GKIDS has licensed the heartfelt movie Goodbye, Don Glees! and just played it in American theaters. Atsuko Ishizuka, the movie’s writer and director, has been working at the prestigious anime studio Madhouse since 2004. Otaku USA spoke to her about her inspiration for this movie, her creative process, and what she’d like Western fans to know about her.
How did you move up at Madhouse, starting as a production assistant and working your way up to director?
While working on anime like MONSTER and NANA, I watched and learned about the directors’ and producers’ work. In my case, I was especially blessed to receive an opportunity to be the director of “Minna no Uta” for NHK right after I joined Madhouse. I was a rookie who did not know anything about production but thanks to all the amazing staff at the Madhouse, I was able to create a music clip “Tsuki no waltz”. It grabbed the attention of a lot of people and it opened up more opportunities to direct while learning to make animated films.
What was the inspiration for Goodbye, Don Glees!? Are there any autobiographical aspects?

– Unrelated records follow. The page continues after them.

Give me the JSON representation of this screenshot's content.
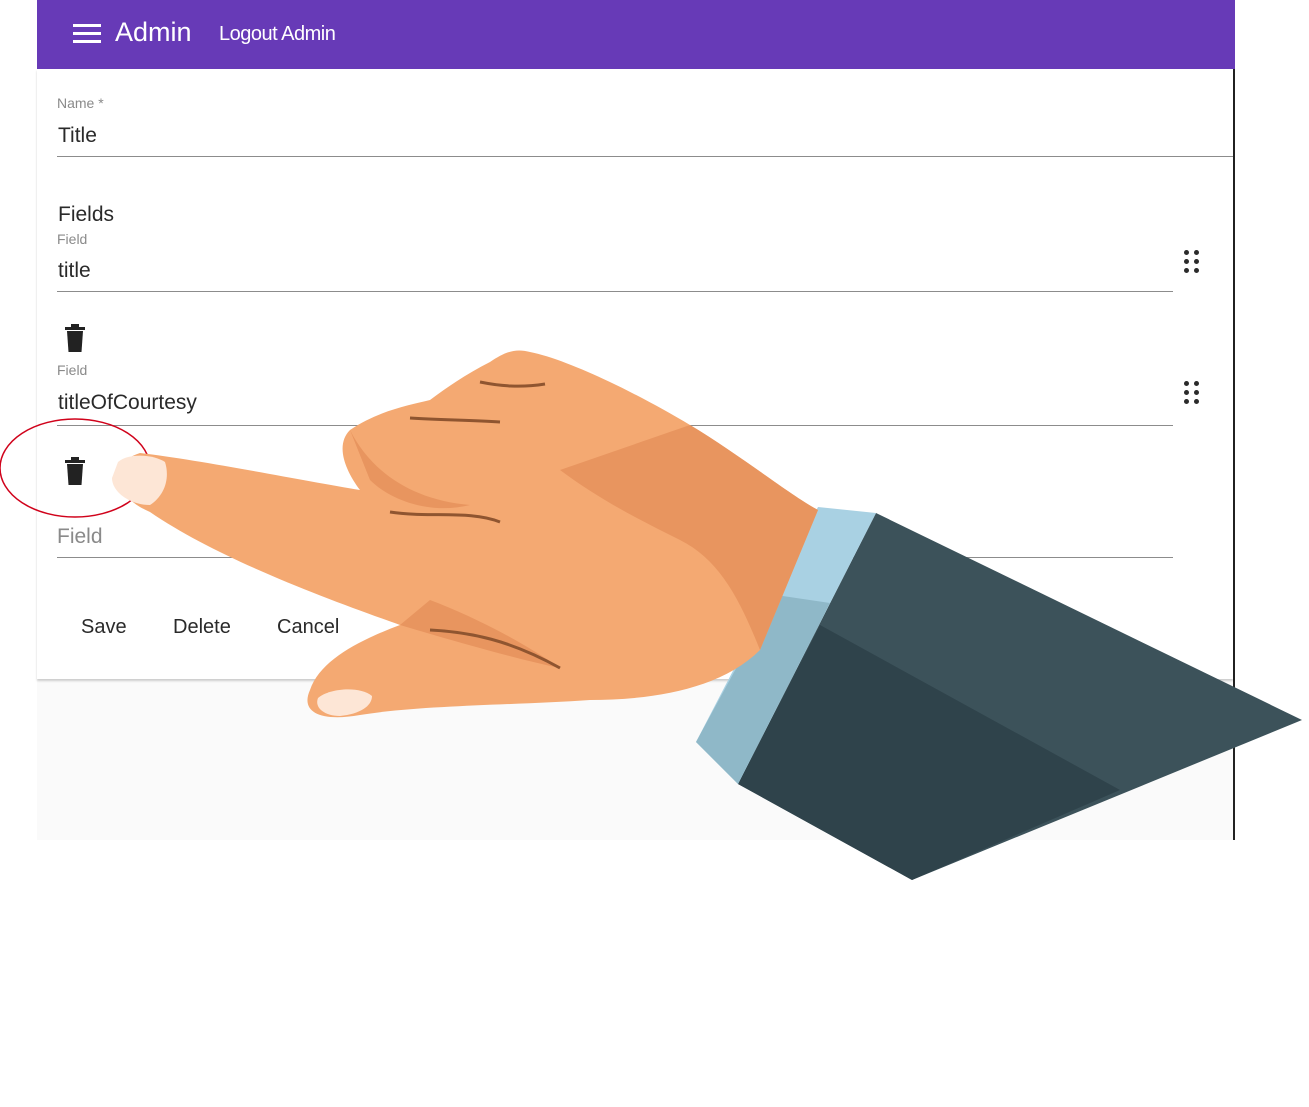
{
  "header": {
    "menu_icon": "menu-icon",
    "title": "Admin",
    "logout_label": "Logout Admin",
    "background": "#673ab7"
  },
  "form": {
    "name_label": "Name *",
    "name_value": "Title",
    "fields_title": "Fields",
    "fields": [
      {
        "label": "Field",
        "value": "title",
        "drag_icon": "drag-handle-icon",
        "delete_icon": "trash-icon"
      },
      {
        "label": "Field",
        "value": "titleOfCourtesy",
        "drag_icon": "drag-handle-icon",
        "delete_icon": "trash-icon"
      }
    ],
    "new_field_placeholder": "Field"
  },
  "actions": {
    "save_label": "Save",
    "delete_label": "Delete",
    "cancel_label": "Cancel"
  },
  "overlay": {
    "highlight_color": "#d0021b",
    "pointer_illustration": "pointing-hand"
  }
}
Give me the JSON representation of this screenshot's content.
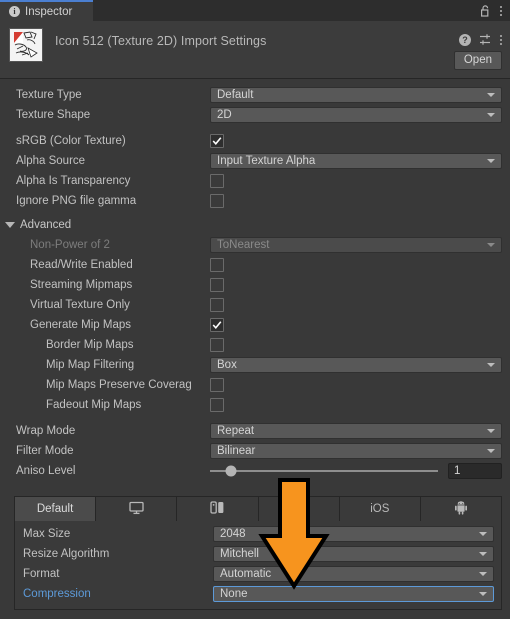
{
  "window": {
    "tab_label": "Inspector",
    "tab_icon": "info-icon",
    "lock_icon": "lock-open-icon",
    "menu_icon": "kebab-menu-icon"
  },
  "header": {
    "title": "Icon 512 (Texture 2D) Import Settings",
    "thumbnail_icon": "texture-thumbnail",
    "help_icon": "help-icon",
    "preset_icon": "preset-sliders-icon",
    "menu_icon": "kebab-menu-icon",
    "open_label": "Open"
  },
  "main": {
    "rows": [
      {
        "label": "Texture Type",
        "type": "dropdown",
        "value": "Default"
      },
      {
        "label": "Texture Shape",
        "type": "dropdown",
        "value": "2D"
      },
      {
        "label": "sRGB (Color Texture)",
        "type": "checkbox",
        "checked": true
      },
      {
        "label": "Alpha Source",
        "type": "dropdown",
        "value": "Input Texture Alpha"
      },
      {
        "label": "Alpha Is Transparency",
        "type": "checkbox",
        "checked": false
      },
      {
        "label": "Ignore PNG file gamma",
        "type": "checkbox",
        "checked": false
      }
    ],
    "advanced": {
      "label": "Advanced",
      "expanded": true,
      "rows": [
        {
          "label": "Non-Power of 2",
          "type": "dropdown",
          "value": "ToNearest",
          "disabled": true,
          "indent": 1
        },
        {
          "label": "Read/Write Enabled",
          "type": "checkbox",
          "checked": false,
          "indent": 1
        },
        {
          "label": "Streaming Mipmaps",
          "type": "checkbox",
          "checked": false,
          "indent": 1
        },
        {
          "label": "Virtual Texture Only",
          "type": "checkbox",
          "checked": false,
          "indent": 1
        },
        {
          "label": "Generate Mip Maps",
          "type": "checkbox",
          "checked": true,
          "indent": 1
        },
        {
          "label": "Border Mip Maps",
          "type": "checkbox",
          "checked": false,
          "indent": 2
        },
        {
          "label": "Mip Map Filtering",
          "type": "dropdown",
          "value": "Box",
          "indent": 2
        },
        {
          "label": "Mip Maps Preserve Coverag",
          "type": "checkbox",
          "checked": false,
          "indent": 2
        },
        {
          "label": "Fadeout Mip Maps",
          "type": "checkbox",
          "checked": false,
          "indent": 2
        }
      ]
    },
    "wrap": [
      {
        "label": "Wrap Mode",
        "type": "dropdown",
        "value": "Repeat"
      },
      {
        "label": "Filter Mode",
        "type": "dropdown",
        "value": "Bilinear"
      }
    ],
    "aniso": {
      "label": "Aniso Level",
      "value": "1",
      "slider_percent": 9
    }
  },
  "platform_panel": {
    "tabs": [
      {
        "label": "Default",
        "icon": "",
        "active": true
      },
      {
        "label": "",
        "icon": "monitor-icon",
        "active": false
      },
      {
        "label": "",
        "icon": "switch-icon",
        "active": false
      },
      {
        "label": "",
        "icon": "playstation-icon",
        "active": false
      },
      {
        "label": "iOS",
        "icon": "",
        "active": false
      },
      {
        "label": "",
        "icon": "android-icon",
        "active": false
      }
    ],
    "rows": [
      {
        "label": "Max Size",
        "value": "2048",
        "highlight": false
      },
      {
        "label": "Resize Algorithm",
        "value": "Mitchell",
        "highlight": false
      },
      {
        "label": "Format",
        "value": "Automatic",
        "highlight": false
      },
      {
        "label": "Compression",
        "value": "None",
        "highlight": true
      }
    ]
  },
  "annotation": {
    "arrow_icon": "down-arrow-annotation",
    "color": "#F7941E",
    "outline": "#000000"
  }
}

While I was working on my previous film A Place Further Than the Universe, I already knew I wanted to create a story about growing up where the characters make their way to the ‘new world’ in my next film as well. Since the previous one was about girls and their friendship, what would it be like if I made a story about boys and their adventures? They walk on their own two feet and head for the edge of the world, and have discoveries that will change their lives forever… I was imagining a story like that and remembered my own life-changing story. It was a few years before this project had started, when my mother was given only a little time left to live by a doctor due to her illness. My mother entrusted me with a lot of things. She wanted me to be the living proof of her life and legacy. I never thought she’d think of me as a treasure who can carry on the entire existence of herself. Of course I’ve received a lot of love from her and I know that she treasures me. But when I actually realized it as a fact, the world looked different from before. My normal everyday life might actually be extremely valuable and it could be holding possibilities. If so, how big is the world outside of it? It’s hard to put it into words but I slowly became aware of the door with unlimited possibilities being opened for me.
What was your process for making this film?
While working on my previous film, A Place Further Than the Universe, I was already consulting with the producers about my next project. After finishing work on the production of my previous film, I had some time to let my brain cool down for a little bit (because the previous film was my first original film and I really had to work very hard on it!). I slowly eased myself into the process of plot meetings. The idea went back and forth several times and sometimes we even had to throw everything out and start from scratch. So when we finally finished the script, I felt very relieved. From that point on, I just focused on making pictures. We gathered many staff members and we focused on creating beautiful visuals, music and depiction of the characters.
What do you hope audiences take away from this film?
The person who decides where the world ends is one’s self. Nowadays, with technological advances like the internet, we tend to think that we know everything and that we understand a lot of things. But the truth is, we don’t even know the true nature of our surroundings and the worlds out there that we haven’t yet seen. If you are feeling uncomfortable in your current community but you are taught that’s the place for you to be, I think it’s okay to question it once. By watching this film, I’d be happy if the audience starts to want to believe in the possibilities of themselves and the world around them and to want to see something new. By the way, my mother is fine now. Actually, she is going to the gym enough to make me worry about her physically. She also believes in the possibilities and moving forward.
What has been your experience working in different aspects at Madhouse?
Actually, I was lucky enough to be producing films right after joining Madhouse, and so most of my experience here is directly connected to what I’m currently doing. It almost makes me think that it’s my weak point to not have much experience managing and facilitating the connecting of many staff together.
Is there anything about yourself you’d like Western fans to know?
Rather than me, I’d prefer them to know and love the movies I have worked on. [laughs]
However, I’m a fan of western movies and series and I wanted to be able to watch them without subtitles or voice overs so I started to study English. I’d love to get to see the western animation industry one day too.
Danica Davidson is the author of the bestselling Manga Art for Beginners with artist Melanie Westin, plus its sequel, Manga Art for Everyone, and the first-of-its-kind manga chalk book Chalk Art Manga, both illustrated by professional Japanese mangaka Rena Saiya. Check out her other comics and books at www.danicadavidson.com.